Reuben's exhibit at AEM 2015
Image: W. Arshad
 
The support for our idea, thus far, has been nothing short of inspiring, and has come from groups such as BSBI and Conservation Jobs, as well as prominent figures in the realms of television and social media. Clearly, there is an available niche for this sort of thing, one which we hope to occupy; by highlighting the work of young people to a wider audience, and by offering support, guidance, and a place for the next generation to express their passions freely. 

We hope, through hard work and perhaps a little blind luck, to turn New Nature into a hub for young people with an interest in nature, while providing the youth nature movement with the platform it so desperately requires, both to instil hope in the older generation and bring the work and views of the younger to a much wider audience.

Interested? If so, there are a number of ways to get involved. Foremost, by contributing your articles, images, illustrations, and other interesting titbits to the magazine. Or by offering advice and support if you are past labelling yourself as a “younger naturalist”. 

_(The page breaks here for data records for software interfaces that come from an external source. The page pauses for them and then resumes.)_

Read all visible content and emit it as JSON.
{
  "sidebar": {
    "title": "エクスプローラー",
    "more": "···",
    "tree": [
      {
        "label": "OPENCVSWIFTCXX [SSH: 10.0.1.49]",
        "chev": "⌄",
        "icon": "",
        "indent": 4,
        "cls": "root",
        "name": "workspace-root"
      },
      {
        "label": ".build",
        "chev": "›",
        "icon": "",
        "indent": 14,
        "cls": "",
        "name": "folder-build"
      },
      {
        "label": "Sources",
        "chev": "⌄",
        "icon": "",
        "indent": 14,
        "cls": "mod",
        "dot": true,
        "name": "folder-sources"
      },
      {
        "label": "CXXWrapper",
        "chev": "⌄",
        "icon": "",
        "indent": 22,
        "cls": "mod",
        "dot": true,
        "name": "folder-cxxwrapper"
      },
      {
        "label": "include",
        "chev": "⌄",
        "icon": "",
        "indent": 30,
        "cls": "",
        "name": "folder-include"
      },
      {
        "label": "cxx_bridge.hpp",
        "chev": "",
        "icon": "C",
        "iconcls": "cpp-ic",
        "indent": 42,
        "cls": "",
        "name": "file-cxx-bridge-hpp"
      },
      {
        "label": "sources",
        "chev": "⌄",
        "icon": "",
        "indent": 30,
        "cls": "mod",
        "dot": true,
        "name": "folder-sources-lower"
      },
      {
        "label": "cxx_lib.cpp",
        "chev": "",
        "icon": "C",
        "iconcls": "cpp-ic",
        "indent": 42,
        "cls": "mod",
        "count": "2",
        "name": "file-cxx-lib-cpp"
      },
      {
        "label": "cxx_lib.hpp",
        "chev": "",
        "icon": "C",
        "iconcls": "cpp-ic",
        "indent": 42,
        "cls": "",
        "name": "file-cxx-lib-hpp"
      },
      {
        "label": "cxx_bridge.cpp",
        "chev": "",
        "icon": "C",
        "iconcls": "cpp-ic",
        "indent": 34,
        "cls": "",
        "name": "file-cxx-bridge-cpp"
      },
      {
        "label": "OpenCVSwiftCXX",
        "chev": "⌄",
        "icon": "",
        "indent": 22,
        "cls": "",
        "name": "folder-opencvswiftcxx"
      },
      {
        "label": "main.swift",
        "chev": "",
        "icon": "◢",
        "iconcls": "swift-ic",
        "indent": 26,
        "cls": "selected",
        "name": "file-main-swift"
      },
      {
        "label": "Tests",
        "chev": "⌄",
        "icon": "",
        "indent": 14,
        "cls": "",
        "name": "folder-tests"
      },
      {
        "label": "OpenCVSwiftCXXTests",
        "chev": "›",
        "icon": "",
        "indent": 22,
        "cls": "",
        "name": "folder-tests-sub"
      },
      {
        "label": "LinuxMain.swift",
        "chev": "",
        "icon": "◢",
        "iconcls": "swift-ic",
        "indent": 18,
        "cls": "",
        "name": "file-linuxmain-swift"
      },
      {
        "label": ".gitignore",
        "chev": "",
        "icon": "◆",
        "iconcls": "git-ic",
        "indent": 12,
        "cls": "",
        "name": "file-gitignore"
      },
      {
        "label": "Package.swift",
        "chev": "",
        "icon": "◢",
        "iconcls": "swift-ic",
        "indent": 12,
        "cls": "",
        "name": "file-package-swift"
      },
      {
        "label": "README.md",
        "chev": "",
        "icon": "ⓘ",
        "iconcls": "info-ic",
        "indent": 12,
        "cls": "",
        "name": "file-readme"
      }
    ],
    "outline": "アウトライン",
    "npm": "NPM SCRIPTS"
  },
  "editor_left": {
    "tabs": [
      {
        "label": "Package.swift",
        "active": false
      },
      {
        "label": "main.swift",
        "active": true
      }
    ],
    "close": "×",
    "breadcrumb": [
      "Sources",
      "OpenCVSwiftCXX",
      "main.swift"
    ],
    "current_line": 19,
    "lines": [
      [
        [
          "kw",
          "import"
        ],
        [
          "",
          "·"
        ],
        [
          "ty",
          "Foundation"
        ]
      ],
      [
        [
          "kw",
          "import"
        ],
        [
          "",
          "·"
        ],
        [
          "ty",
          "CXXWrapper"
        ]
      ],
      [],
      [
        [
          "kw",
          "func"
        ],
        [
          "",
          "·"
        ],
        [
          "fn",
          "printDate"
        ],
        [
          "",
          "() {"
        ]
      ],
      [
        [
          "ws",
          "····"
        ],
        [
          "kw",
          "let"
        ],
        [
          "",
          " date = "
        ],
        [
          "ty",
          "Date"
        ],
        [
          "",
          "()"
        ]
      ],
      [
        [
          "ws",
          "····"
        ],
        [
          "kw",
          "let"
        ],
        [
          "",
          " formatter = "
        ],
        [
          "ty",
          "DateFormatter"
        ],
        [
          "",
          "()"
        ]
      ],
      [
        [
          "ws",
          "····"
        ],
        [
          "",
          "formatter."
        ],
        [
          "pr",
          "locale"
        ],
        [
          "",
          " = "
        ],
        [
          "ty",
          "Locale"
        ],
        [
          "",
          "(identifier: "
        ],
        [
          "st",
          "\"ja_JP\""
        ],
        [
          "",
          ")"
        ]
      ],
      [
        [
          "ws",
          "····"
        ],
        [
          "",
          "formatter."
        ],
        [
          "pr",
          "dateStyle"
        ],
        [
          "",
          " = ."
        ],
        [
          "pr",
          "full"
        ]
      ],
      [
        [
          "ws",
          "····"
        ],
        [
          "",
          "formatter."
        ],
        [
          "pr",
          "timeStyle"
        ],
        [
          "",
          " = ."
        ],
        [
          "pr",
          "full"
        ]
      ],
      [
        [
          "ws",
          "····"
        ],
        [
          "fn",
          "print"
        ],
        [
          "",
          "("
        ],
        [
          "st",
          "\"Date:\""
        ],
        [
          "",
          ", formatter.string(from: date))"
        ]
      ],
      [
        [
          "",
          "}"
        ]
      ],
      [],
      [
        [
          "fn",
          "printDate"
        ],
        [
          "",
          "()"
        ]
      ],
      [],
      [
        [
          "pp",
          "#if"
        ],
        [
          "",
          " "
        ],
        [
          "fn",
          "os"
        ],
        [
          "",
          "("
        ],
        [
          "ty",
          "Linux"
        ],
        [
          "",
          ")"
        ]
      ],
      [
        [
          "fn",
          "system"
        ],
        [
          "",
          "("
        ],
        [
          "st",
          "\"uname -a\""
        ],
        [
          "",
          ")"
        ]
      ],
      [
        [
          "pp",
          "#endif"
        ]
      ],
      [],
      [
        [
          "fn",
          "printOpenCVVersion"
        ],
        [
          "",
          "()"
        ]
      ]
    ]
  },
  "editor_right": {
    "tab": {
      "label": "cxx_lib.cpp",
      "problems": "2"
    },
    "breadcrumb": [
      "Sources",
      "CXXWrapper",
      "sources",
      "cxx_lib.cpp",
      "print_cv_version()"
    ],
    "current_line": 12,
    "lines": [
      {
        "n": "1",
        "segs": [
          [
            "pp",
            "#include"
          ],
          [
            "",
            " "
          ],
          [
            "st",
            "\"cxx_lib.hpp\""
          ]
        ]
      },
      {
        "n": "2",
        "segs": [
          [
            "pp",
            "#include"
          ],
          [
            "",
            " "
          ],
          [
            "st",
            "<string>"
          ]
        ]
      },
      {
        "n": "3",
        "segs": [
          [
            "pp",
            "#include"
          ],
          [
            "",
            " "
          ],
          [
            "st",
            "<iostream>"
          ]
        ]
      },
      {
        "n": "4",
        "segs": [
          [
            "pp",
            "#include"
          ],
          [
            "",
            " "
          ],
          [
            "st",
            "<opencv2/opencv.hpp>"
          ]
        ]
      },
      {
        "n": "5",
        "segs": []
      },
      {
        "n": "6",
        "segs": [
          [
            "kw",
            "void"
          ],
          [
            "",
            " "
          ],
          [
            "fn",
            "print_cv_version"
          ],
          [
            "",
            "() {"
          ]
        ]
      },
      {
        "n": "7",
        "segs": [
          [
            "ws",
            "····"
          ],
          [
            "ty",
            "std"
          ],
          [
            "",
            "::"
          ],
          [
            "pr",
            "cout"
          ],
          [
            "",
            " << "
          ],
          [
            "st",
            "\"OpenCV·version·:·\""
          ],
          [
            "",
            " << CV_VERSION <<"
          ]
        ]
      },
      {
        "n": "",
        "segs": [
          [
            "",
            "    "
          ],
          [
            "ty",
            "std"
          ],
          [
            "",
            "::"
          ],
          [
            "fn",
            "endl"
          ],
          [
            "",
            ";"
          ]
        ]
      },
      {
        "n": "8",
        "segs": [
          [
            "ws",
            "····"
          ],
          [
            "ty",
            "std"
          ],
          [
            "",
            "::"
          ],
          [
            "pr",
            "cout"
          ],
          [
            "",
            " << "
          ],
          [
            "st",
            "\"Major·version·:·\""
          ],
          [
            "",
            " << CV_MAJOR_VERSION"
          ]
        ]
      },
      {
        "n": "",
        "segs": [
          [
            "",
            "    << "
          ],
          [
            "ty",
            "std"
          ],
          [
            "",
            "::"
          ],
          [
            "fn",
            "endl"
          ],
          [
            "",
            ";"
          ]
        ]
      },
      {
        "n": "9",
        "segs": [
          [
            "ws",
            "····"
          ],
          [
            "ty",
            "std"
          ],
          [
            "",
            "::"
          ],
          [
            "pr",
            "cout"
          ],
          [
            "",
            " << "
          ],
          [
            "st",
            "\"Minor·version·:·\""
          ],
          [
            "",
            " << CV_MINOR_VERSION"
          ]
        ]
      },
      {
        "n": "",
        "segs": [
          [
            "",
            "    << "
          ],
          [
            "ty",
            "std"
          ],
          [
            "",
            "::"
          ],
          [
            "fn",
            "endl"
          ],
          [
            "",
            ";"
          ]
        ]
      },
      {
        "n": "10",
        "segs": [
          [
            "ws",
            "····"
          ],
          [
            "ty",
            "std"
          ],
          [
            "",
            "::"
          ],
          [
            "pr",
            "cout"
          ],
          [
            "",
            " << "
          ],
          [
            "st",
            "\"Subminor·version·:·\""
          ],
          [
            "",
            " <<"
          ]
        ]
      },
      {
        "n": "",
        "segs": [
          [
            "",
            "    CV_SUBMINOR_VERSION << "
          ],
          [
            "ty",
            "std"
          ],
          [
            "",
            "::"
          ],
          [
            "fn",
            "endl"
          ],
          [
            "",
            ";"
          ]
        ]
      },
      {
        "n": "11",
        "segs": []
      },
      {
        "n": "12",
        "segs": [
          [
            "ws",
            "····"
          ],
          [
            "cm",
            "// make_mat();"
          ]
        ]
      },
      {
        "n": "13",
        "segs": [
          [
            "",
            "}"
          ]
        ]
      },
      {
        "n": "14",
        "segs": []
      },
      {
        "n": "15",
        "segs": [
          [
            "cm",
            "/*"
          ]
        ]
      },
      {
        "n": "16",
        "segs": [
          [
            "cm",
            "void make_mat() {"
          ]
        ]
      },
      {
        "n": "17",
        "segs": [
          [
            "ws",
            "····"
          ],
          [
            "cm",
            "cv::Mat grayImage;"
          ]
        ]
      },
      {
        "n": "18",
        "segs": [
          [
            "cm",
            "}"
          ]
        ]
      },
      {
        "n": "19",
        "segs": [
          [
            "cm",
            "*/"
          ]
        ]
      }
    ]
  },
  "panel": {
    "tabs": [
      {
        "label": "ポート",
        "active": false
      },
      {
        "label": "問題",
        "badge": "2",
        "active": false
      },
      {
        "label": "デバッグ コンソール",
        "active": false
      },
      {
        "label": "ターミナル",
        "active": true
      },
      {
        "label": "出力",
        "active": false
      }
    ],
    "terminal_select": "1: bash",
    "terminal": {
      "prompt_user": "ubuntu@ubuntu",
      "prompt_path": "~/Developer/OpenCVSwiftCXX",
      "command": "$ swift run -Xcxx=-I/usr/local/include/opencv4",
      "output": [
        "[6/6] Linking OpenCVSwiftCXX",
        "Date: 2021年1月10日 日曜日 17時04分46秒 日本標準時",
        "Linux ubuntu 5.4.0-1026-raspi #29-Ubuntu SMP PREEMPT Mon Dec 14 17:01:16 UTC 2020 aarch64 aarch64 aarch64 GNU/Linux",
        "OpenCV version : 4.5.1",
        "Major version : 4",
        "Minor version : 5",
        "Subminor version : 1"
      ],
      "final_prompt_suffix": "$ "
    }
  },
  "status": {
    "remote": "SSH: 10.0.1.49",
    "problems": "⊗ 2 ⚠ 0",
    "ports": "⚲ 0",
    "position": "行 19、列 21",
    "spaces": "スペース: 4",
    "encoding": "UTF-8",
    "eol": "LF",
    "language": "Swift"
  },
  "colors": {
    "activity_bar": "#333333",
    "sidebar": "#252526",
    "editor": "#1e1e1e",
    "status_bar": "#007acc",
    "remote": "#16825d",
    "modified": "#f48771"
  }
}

George's talk on fern hybrids at AEM 2015
Image: T. Swainbank
We intend the magazine to launch on 2nd January 2017 and would appreciate your help in raising a clamour beforehand, something which you can do easily: by sharing our Twitter and Facebook pages, by talking to friends, by emailing acquaintances and, of course, by sharing this blog. Ultimately, however, we hope that you will read the magazine – which will be made available online on our blog, and emailed out at the turn of each month.

For those of you interested in being added to our email-list and receiving future issues of New Nature direct to your inbox, please email us at editorial.newnature@gmail.com, or get in touch with myself or another team member (details can be found on the blog). It is not going to be easy - starting something such as this on a voluntary basis seldom is - but we predict that this initial idea will flourish, with your help.

James Common (@CommonByNature) – Founder/Lead Editor